Natasha Soobramanien studied English at Hull University and Creative Writing at the University of East Anglia. She was a winner in the short story category of the Bridport Prize in 2009 and wrote two chapters of Luke Williams' debut novel, The Echo Chamber, winner of the Saltire Society's Scottish First Book of the Year Award 2011. Natasha was born in London, where she now lives.

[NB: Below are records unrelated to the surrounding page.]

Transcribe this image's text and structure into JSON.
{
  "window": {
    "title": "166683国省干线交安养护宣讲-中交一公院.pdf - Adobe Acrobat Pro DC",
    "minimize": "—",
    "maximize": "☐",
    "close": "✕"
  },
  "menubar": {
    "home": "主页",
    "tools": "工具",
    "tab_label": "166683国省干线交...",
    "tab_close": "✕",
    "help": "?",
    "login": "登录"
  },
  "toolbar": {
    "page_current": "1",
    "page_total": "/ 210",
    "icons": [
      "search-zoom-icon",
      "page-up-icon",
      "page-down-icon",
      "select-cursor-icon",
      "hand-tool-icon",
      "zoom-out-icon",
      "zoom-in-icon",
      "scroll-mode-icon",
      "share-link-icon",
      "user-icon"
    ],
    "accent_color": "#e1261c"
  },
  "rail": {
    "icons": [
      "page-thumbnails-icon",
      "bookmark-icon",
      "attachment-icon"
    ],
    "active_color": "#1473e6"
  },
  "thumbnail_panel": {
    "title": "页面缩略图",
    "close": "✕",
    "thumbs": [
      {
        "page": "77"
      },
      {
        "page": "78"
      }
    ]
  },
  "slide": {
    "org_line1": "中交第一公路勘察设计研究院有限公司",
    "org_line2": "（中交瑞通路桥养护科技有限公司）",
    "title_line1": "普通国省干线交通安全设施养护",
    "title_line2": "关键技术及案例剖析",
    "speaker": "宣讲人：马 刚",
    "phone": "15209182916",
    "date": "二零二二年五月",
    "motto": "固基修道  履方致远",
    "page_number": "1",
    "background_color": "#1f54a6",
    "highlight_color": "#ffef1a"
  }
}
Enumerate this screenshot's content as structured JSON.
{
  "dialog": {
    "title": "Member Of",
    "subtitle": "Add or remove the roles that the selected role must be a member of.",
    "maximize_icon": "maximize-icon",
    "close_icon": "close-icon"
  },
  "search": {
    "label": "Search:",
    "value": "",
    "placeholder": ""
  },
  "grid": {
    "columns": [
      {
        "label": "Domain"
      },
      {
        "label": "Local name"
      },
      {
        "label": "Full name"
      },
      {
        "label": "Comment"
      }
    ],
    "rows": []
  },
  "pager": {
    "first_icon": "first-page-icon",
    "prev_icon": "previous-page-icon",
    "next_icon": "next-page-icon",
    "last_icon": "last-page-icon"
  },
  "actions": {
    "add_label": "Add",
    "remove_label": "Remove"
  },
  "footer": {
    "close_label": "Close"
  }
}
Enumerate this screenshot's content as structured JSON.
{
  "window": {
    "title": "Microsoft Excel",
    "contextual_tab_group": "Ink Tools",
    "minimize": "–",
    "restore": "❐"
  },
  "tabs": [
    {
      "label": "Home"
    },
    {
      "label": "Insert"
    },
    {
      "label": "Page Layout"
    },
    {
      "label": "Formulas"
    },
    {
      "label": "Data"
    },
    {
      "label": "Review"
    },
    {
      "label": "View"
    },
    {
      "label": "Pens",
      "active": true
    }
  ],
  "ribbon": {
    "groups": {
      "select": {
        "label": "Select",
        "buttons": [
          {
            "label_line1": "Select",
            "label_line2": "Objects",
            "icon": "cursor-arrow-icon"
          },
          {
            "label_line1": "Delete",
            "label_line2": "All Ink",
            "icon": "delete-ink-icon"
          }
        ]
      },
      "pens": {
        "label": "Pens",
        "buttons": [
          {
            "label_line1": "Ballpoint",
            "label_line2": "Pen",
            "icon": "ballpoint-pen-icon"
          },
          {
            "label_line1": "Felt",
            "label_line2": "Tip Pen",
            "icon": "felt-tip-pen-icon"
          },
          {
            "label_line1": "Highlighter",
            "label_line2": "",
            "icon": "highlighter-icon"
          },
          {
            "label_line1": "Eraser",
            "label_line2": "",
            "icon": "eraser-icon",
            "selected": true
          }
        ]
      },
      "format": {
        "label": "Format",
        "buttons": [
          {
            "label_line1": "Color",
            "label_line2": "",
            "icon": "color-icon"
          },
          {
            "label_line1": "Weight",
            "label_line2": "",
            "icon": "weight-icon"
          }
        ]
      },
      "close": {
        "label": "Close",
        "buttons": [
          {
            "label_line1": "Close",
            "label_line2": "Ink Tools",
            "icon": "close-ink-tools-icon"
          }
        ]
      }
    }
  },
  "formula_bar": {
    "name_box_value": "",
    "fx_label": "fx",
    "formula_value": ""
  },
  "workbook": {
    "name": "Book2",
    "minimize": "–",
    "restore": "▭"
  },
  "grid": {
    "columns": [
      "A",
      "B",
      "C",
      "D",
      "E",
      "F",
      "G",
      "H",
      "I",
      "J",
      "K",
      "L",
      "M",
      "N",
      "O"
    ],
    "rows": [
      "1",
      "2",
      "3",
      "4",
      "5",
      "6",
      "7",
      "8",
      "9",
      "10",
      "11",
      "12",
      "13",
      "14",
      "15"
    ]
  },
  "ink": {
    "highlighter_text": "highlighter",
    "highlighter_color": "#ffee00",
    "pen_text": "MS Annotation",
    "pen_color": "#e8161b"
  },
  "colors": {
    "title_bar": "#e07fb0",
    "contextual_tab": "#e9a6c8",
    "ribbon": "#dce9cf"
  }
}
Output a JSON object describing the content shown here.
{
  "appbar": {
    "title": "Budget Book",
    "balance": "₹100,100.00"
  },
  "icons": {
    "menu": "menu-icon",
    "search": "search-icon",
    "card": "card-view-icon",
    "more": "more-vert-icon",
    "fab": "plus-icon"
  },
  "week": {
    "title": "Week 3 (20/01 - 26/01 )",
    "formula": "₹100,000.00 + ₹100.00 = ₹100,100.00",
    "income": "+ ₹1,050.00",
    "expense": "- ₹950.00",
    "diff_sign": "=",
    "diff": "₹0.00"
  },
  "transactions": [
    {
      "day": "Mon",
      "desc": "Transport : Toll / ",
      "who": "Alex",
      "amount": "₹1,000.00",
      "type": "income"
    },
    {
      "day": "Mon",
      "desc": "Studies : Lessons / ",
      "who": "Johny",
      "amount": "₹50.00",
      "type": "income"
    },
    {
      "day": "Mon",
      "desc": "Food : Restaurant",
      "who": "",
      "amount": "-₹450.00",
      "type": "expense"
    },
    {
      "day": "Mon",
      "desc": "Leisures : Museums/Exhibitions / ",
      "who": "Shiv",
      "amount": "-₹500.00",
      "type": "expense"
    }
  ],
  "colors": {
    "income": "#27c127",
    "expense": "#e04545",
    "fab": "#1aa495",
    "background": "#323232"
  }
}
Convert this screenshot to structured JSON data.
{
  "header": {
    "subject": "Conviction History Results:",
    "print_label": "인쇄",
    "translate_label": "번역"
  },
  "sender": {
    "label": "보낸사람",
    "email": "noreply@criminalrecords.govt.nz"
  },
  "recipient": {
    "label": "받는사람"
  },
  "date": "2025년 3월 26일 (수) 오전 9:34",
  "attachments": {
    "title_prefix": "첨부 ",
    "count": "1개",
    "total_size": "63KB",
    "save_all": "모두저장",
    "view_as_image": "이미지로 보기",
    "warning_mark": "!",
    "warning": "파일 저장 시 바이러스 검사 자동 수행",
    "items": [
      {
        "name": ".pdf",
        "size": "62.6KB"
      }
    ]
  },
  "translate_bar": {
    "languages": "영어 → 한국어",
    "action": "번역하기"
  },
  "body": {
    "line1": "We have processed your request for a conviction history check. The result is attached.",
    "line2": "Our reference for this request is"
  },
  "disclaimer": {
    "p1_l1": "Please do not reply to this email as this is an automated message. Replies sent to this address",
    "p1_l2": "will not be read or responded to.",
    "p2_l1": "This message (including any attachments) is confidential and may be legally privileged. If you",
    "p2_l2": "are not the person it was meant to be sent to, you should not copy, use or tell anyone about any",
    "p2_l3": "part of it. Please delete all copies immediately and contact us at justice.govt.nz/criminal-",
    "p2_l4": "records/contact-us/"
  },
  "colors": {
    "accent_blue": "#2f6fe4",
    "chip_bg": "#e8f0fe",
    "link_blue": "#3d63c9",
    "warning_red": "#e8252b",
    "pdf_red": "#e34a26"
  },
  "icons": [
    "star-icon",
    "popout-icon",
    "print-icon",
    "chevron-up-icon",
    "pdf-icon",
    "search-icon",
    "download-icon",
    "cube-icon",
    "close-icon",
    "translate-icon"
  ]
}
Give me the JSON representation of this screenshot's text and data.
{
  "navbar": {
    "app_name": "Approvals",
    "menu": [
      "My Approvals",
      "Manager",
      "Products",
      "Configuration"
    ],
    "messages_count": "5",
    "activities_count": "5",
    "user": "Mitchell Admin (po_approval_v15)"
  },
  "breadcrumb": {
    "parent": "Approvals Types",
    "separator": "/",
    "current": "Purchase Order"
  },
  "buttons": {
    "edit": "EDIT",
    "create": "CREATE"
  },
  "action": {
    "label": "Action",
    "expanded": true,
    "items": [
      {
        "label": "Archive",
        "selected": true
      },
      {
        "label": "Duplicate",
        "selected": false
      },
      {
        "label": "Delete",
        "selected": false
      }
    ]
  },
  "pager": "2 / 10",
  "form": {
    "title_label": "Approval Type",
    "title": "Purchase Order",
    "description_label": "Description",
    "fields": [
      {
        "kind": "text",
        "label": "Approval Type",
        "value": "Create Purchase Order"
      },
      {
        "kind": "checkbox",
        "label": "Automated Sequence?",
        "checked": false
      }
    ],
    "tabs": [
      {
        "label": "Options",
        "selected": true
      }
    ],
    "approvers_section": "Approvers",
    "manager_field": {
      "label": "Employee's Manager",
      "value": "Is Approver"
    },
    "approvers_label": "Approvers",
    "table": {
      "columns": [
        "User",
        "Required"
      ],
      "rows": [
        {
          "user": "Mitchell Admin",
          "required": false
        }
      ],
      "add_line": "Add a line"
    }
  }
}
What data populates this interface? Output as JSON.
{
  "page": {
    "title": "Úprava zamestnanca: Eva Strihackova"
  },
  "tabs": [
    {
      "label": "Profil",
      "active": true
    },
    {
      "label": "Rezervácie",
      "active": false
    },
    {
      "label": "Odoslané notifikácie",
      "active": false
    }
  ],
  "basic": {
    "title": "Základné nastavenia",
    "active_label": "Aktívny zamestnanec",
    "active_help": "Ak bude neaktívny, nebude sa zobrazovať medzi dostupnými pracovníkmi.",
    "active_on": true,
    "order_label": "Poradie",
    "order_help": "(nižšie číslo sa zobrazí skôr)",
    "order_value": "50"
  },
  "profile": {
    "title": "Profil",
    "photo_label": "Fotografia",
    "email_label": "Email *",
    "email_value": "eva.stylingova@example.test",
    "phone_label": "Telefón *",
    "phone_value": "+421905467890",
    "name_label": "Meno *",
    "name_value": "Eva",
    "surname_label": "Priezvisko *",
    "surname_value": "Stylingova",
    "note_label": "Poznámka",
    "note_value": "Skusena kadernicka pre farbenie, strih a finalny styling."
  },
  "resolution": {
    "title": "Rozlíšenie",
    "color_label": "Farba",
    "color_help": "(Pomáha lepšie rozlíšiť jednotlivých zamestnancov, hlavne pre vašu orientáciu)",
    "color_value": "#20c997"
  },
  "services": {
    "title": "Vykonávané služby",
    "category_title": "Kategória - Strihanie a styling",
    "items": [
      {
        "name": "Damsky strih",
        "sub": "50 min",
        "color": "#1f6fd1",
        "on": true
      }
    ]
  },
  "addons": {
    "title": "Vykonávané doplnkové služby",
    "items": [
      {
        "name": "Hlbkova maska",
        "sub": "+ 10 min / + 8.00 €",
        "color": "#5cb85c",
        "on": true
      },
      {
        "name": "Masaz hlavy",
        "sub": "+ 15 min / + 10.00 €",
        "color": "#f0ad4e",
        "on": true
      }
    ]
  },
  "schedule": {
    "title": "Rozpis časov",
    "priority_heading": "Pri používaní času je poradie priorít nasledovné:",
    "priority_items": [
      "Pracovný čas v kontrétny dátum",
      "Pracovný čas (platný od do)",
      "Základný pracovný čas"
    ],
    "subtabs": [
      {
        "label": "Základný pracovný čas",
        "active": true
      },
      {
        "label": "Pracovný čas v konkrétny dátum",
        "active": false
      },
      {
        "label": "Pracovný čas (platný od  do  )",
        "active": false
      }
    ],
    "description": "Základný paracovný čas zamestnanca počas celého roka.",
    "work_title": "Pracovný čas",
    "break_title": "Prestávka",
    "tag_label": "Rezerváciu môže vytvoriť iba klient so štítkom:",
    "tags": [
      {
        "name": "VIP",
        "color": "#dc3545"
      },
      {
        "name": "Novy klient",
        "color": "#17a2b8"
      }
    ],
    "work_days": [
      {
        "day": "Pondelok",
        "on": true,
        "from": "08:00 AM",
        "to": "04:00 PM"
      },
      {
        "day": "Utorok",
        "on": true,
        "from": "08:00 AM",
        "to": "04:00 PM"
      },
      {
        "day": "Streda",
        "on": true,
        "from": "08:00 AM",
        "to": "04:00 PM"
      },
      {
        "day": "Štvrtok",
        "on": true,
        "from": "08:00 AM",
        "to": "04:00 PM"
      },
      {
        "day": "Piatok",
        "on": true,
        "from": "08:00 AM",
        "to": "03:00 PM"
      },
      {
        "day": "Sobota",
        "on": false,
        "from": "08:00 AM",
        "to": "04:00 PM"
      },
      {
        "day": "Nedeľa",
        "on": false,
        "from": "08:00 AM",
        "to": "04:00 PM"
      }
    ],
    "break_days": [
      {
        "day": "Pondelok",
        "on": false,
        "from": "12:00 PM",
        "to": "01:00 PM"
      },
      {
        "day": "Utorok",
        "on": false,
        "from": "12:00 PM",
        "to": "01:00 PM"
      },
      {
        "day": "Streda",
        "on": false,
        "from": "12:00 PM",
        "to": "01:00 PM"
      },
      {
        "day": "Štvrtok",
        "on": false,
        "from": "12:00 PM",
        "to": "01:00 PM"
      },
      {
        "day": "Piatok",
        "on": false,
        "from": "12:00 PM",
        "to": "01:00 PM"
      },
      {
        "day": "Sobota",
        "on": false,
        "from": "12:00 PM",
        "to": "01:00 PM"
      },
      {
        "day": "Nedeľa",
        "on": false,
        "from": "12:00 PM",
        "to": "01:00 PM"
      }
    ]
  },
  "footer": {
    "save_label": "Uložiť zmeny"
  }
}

'A treasure of a book - a novel of ideas that is also sensual, thrillingly alive. It is confident and smart, and emotionally resonant. Soobramanien's themes are questions of exile and place, and her writing makes them seem as though we are confronting them anew. That too is so very exciting.' - Christos Tsiolkas 'Genie and Paul is quite simply a stunning novel. It exudes the sort of originality that should, if there is any justice in the world, augur a long and honorable career.' - Maureen Freely 'A clever and beautiful novel, bringing new terrain into the literary.' - Amit Chaudhuri 'A vivid account of exile and expatriation...when it comes to mood and melancholy, Soobramanien's grasp is unerring. Skipping lightly from present to past, through intensely felt childhood fears and family histories, the book builds a rich, redolent landscape of dream and memory through which these isolated figures drift, seeking something that probably never existed to begin with: an island, a brother, a sense of belonging. For a debut novel, Genie and Paul is nothing short of remarkable.' - Time Out 'Soobramanien's poised, resonant tale of innocence and experience is strikingly original. A gifted painter of place and mood, she is as good on East End council flats ('reeking of Glade and psychosis') as the stray dogs and fruit-laden trees of Mauritius. Soobramanien subtly explores ideas of home in a way that marks her out as a rare talent.' - Daily Mail 'An exceptional debut novel. Soobramanien proves her emotional intelligence in her real understanding of what it means to grow up in a country not one's own. Her prose is vivid, clever and effective. She draws on ancient myths and legends and brings them onto a contemporary stage with quick freshness and originality. [Her] writing skills are startling and indisputable.' - Red Magazine 'The sense of belonging and the struggle to find it is realised sensitively by Soobramanien. The reader is aware of sad, serious and sinister events almost from the outset of the novel, but these events only gradually reveal themselves. Her character descriptions are perceptive and have been rather originally shaped.' - Bookgeeks 'Genie and Paul is a novel of breathtaking scope and heart-breaking beauty as it explores the meaning of identity and what it feels like to have no sense of your place in the world. Soobramanien's prose is a delight to the senses. She paints vivid scenes in the imagination with a sensitive and intelligent hand, evoking the sights, sounds and scents of both London and Mauritius. With each turn of the page I sank deeper into the text, soaked in warm waves of hope or the darkness of despair, before floating to the surface in tears at the end.' - Pamreader 'A stunning debut novel, lyrical and touching, that explores the bonds of family and what it means to call a place home.' - Foyles